Conservancy Gives Land to Town for Park

July 21, 2010

A project to expand Riverfront Park took another step forward yesterday when Tar River Land Conservancy brought nine acres of land from St. Luke’s Episcopal Church and immediately gave it to the town of Tarboro. The property on E. St. James Street and E. Pitt St. adjoins the park and was conveyed to the town with restrictions that guarantee the permanent protection of its natural features. The closing of the transaction took place Wednesday morning at the law office of Taylor, Brinson and DeLoatch.

Left to Right: Rosena Ricks and Anna Barnes of St. Luke’s Episcopal Church and Derek Halberg of Tar River Land Conservancy look on as Mayor Donald Morris signs the paperwork accepting nine acres of property that will be added to Riverfront Park and provide a greenway connecting E. St. James Street with the river.

“The sale of this property is a great benefit to St. Luke’s, which has a very small congregation,” explained Anna Barnes, who serves as Treasurer for the church. “We feel fortunate and are so happy that the property will be used to expand the park for the pleasure of all Tarboreans”.

Tar River Land Conservancy raised over $50,000 for the purchase and to cover other project costs such as surveys and environmental assessments. Most of the funding came from private sources, including the Eddie and Jo Allison Smith Family Foundation, the Nicholas Bunn Boddie, Sr. and Lucy Mayo Boddie Foundation and the Conservation Trust for North Carolina.

A garden party hosted by Joe and Bernice Pitt of Tarboro in April was also instrumental in raising money for the project, which was supported by over 100 individuals from Edgecombe and nearby counties. “We are enormously grateful to our donors.” said Derek Halberg, Executive Director for the conservancy.

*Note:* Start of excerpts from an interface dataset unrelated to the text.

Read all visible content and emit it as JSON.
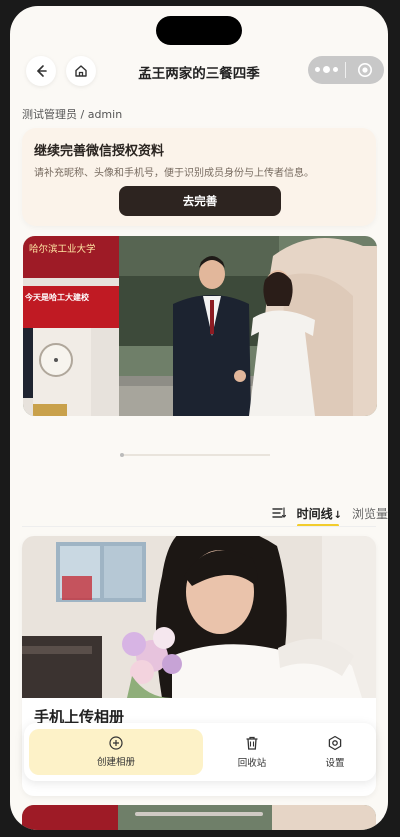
{
  "nav": {
    "title": "孟王两家的三餐四季",
    "back_icon": "chevron-left-icon",
    "home_icon": "home-icon",
    "more_icon": "more-dots-icon",
    "close_icon": "target-icon"
  },
  "user": {
    "line": "测试管理员 / admin"
  },
  "auth_card": {
    "title": "继续完善微信授权资料",
    "desc": "请补充昵称、头像和手机号，便于识别成员身份与上传者信息。",
    "button": "去完善"
  },
  "banner": {
    "sign_line1": "哈尔滨工业大学",
    "sign_line2": "今天是哈工大建校"
  },
  "sort": {
    "icon": "sort-icon",
    "active_tab": "时间线",
    "active_arrow": "↓",
    "other_tab": "浏览量"
  },
  "album": {
    "title": "手机上传相册"
  },
  "tabbar": {
    "items": [
      {
        "label": "创建相册",
        "icon": "plus-circle-icon"
      },
      {
        "label": "回收站",
        "icon": "trash-icon"
      },
      {
        "label": "设置",
        "icon": "gear-icon"
      }
    ]
  },
  "colors": {
    "accent": "#f2cc2c",
    "dark_button": "#2d2420",
    "page_bg": "#fbf9f5"
  }
}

This project would never have been possible without their generosity.”

The town contributed $2,500 towards the project and has plans to develop a greenway trail through the property that links E. St. James Street to the Riverfront Park. “We’re looking forward to developing a trail there and creating a new recreational opportunity for the community,” said Mayor Donald Morris.

In April and June, the conservancy recruited volunteers from Sara Lee Corporation and Tarboro Community Outreach to clean trash from the property before being converted to public use.